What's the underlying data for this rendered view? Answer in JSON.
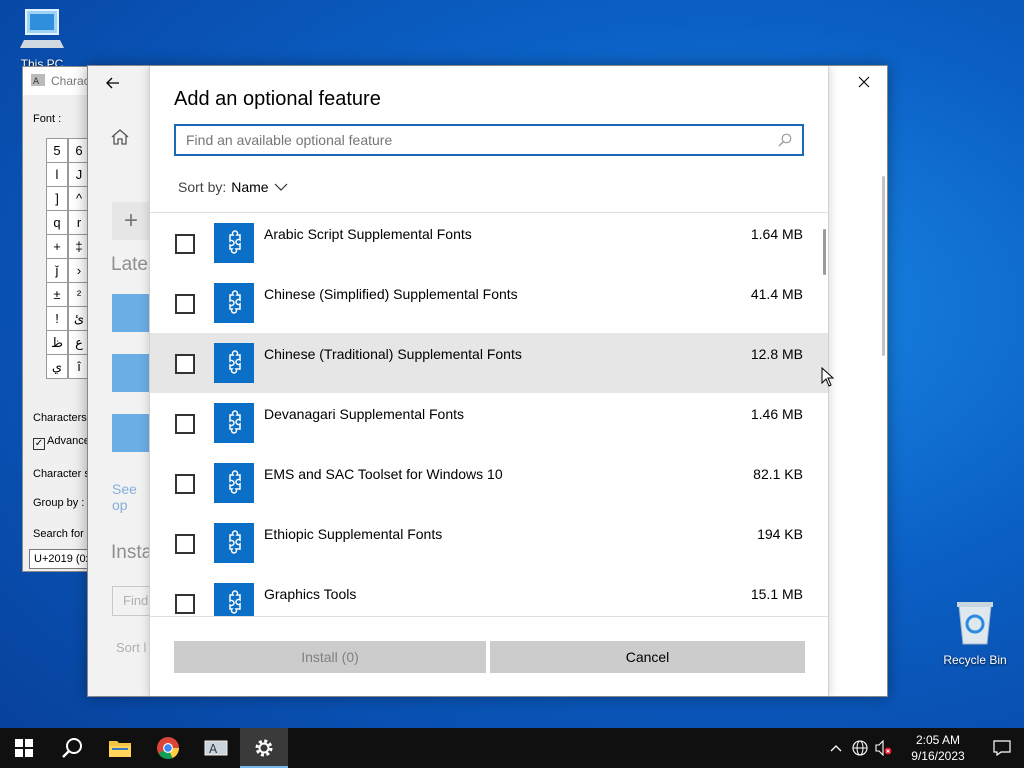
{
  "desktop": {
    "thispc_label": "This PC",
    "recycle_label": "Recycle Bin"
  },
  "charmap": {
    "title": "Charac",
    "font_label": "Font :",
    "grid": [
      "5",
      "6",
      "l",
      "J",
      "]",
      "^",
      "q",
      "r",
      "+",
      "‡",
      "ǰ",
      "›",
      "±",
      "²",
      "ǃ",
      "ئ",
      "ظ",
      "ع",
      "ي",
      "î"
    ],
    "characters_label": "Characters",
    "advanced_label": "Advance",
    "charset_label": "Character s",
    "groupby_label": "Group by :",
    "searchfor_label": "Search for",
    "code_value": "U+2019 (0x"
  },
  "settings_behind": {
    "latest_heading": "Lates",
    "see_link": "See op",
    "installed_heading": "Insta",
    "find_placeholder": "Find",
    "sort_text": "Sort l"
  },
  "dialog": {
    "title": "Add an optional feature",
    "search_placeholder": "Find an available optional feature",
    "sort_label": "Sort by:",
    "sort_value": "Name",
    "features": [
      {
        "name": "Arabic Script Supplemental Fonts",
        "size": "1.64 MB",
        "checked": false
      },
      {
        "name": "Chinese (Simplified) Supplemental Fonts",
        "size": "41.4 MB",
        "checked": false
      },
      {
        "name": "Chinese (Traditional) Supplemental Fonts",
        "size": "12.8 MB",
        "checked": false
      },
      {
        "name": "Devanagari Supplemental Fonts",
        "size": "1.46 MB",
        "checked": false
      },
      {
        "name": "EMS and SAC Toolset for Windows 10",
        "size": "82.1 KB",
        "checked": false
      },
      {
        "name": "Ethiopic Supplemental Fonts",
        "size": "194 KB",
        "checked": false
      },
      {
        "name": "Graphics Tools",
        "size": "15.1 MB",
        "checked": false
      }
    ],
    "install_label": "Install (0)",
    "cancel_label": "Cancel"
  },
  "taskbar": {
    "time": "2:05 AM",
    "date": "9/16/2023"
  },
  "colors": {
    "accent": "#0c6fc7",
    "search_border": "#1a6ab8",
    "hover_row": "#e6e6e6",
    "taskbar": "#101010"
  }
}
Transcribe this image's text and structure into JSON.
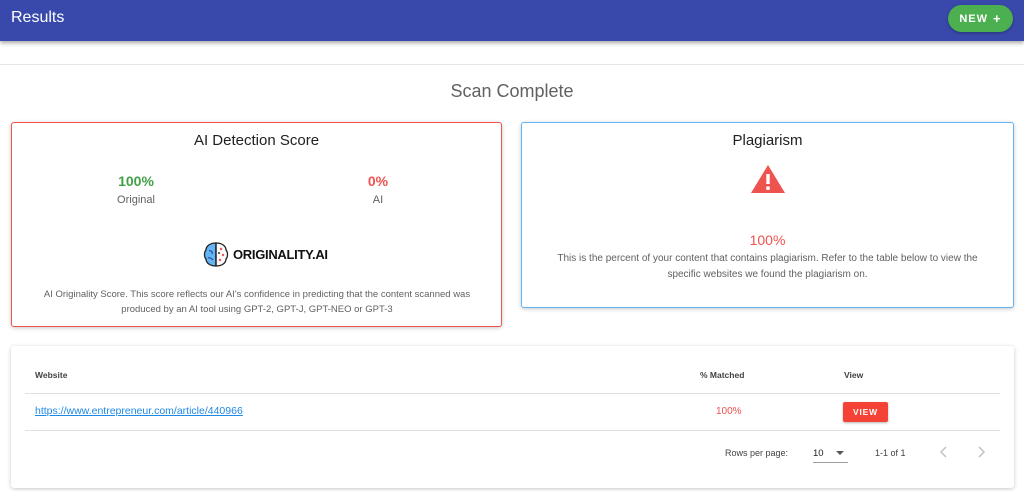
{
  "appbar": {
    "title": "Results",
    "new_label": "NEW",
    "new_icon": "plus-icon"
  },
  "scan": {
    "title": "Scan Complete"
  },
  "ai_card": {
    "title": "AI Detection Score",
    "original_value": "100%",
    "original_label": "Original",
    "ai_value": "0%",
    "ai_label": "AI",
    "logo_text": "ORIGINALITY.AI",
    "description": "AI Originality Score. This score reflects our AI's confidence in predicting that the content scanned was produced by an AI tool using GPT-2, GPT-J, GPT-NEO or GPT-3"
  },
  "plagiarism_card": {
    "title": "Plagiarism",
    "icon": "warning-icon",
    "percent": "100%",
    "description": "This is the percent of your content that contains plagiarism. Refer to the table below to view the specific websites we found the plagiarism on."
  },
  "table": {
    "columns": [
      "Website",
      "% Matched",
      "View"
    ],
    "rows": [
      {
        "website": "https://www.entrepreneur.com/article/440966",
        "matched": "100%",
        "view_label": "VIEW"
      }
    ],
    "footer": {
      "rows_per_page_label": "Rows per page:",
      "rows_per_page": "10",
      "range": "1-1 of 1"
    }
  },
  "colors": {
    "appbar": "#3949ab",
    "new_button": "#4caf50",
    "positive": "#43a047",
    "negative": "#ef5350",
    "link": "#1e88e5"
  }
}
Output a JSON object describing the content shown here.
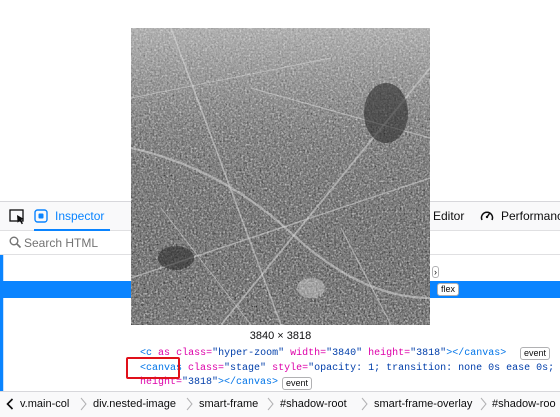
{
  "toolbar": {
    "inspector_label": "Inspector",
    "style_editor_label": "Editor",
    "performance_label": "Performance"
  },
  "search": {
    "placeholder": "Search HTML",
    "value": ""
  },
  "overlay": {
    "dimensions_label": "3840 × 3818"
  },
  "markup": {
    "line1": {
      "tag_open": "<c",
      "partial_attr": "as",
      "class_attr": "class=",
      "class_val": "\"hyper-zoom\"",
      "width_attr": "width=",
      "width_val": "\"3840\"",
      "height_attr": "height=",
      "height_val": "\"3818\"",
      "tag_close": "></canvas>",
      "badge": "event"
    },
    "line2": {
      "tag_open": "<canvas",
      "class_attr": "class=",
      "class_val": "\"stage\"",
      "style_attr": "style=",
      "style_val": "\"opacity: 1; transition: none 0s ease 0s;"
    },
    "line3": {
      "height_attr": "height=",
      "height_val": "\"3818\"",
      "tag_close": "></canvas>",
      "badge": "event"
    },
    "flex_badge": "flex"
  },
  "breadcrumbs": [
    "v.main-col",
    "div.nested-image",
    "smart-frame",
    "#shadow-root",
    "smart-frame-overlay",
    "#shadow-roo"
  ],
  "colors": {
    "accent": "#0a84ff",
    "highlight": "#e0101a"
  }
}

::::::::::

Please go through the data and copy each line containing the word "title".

    "title": "Charac",
    "title": "Add an optional feature",
    "title": "Results",
    "title": "Scan Complete"
    "title": "AI Detection Score",
    "title": "Plagiarism",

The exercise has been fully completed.